The word "icon" marks the lines you need; copy each of them from the data.

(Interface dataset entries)

━━━━━━━━━━━━━━━━━━━━━━━━━━━━━━

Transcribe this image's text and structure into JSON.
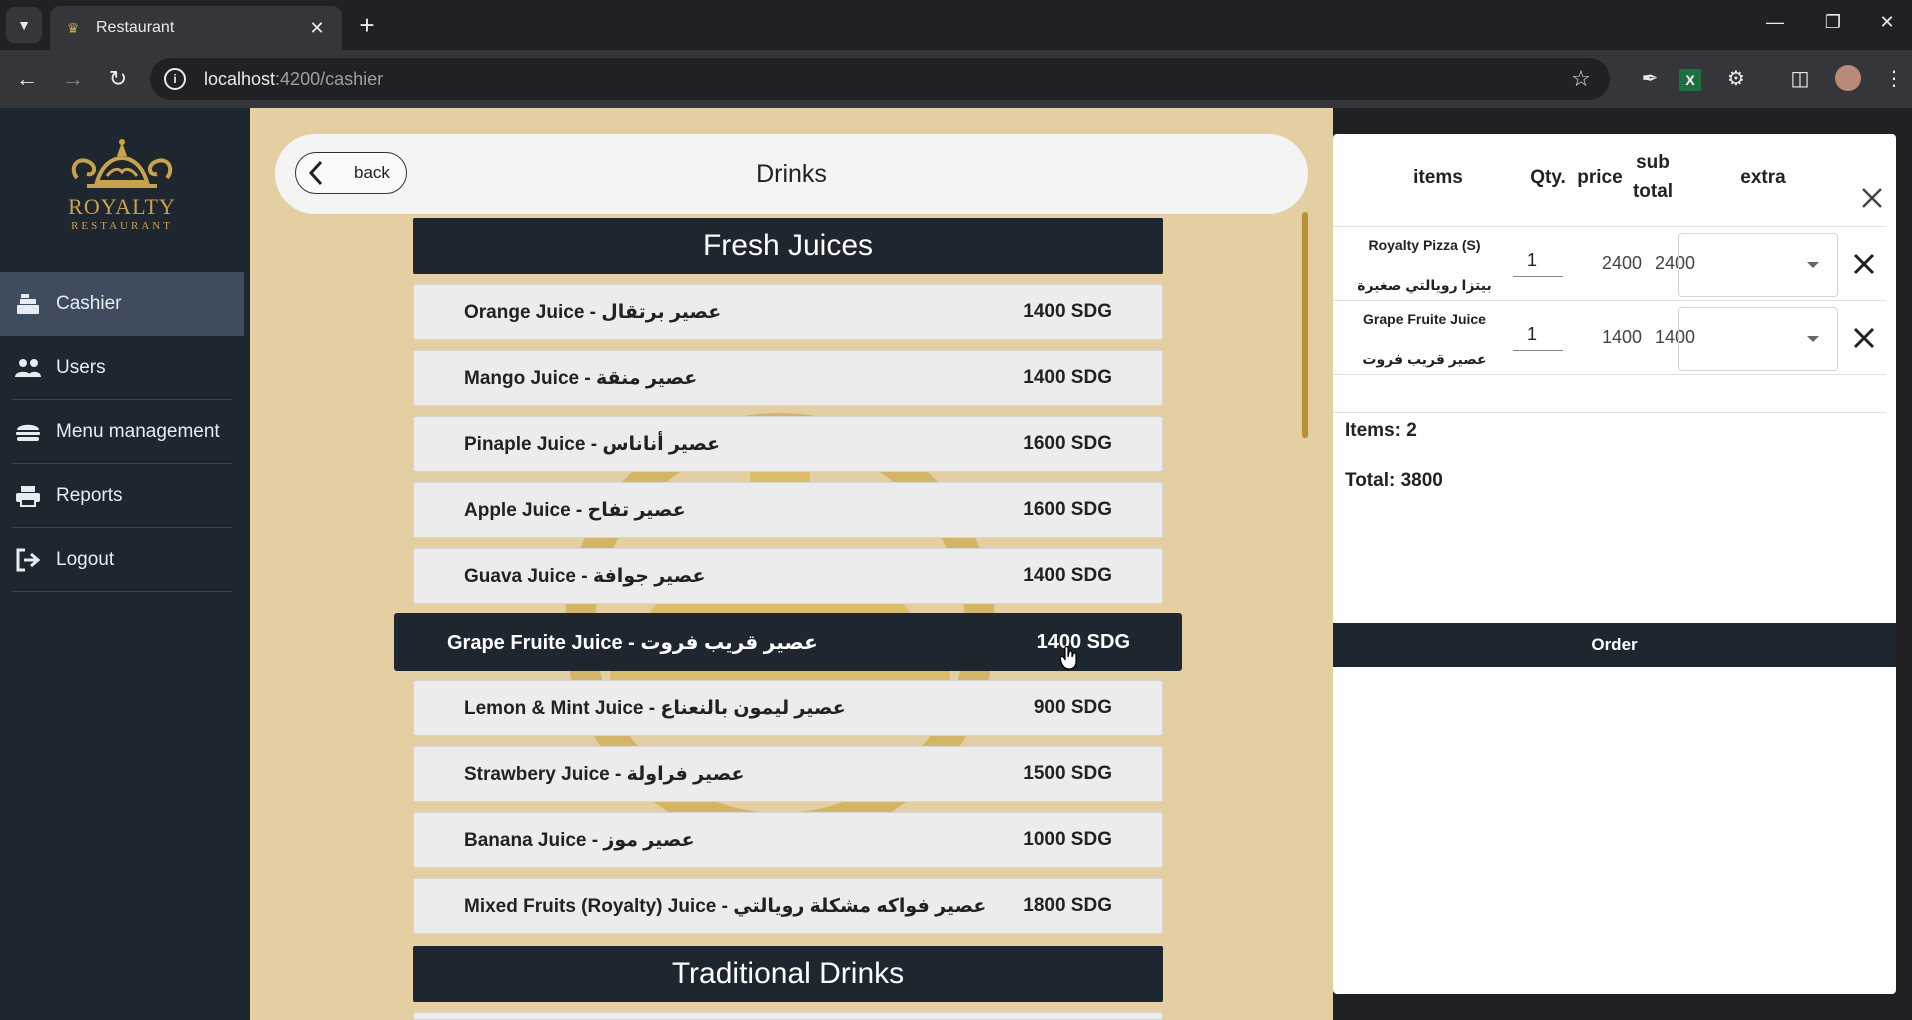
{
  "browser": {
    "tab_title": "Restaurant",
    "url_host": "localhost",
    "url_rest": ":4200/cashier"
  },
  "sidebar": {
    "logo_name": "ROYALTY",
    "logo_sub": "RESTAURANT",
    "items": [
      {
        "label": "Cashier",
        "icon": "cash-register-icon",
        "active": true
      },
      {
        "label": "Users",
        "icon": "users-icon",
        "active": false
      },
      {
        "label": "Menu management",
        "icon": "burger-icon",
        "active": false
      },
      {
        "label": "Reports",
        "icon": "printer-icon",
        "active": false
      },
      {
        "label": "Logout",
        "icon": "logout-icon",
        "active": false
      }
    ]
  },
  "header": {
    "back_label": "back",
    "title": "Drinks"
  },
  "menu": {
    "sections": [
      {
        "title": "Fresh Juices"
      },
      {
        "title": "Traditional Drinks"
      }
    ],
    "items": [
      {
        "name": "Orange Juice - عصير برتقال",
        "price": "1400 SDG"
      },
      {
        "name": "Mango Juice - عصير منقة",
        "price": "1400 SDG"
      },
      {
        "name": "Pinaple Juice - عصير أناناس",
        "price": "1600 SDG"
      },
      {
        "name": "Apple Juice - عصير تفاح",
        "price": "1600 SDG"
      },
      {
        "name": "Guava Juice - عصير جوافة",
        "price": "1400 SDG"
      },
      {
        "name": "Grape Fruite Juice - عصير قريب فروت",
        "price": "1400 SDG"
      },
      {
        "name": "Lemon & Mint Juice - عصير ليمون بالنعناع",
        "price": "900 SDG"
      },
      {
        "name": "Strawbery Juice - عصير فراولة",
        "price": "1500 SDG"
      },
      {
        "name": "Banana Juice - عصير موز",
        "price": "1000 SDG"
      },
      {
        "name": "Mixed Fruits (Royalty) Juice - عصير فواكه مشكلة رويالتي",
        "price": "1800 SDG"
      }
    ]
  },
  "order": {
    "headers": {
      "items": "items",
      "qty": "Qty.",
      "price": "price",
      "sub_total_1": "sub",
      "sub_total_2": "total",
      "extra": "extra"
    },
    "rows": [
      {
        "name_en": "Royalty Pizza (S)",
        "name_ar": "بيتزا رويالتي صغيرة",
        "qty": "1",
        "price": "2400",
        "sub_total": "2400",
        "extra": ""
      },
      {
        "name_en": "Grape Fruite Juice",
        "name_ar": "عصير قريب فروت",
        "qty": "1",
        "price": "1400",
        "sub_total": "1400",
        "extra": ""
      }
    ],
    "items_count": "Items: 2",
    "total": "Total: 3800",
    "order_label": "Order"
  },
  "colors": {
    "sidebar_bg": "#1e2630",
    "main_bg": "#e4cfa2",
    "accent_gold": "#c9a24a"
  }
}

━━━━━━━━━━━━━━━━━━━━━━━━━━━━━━

### [TASK RESPONSE]
        "icon": "cash-register-icon",
        "icon": "users-icon",
        "icon": "burger-icon",
        "icon": "printer-icon",
        "icon": "logout-icon",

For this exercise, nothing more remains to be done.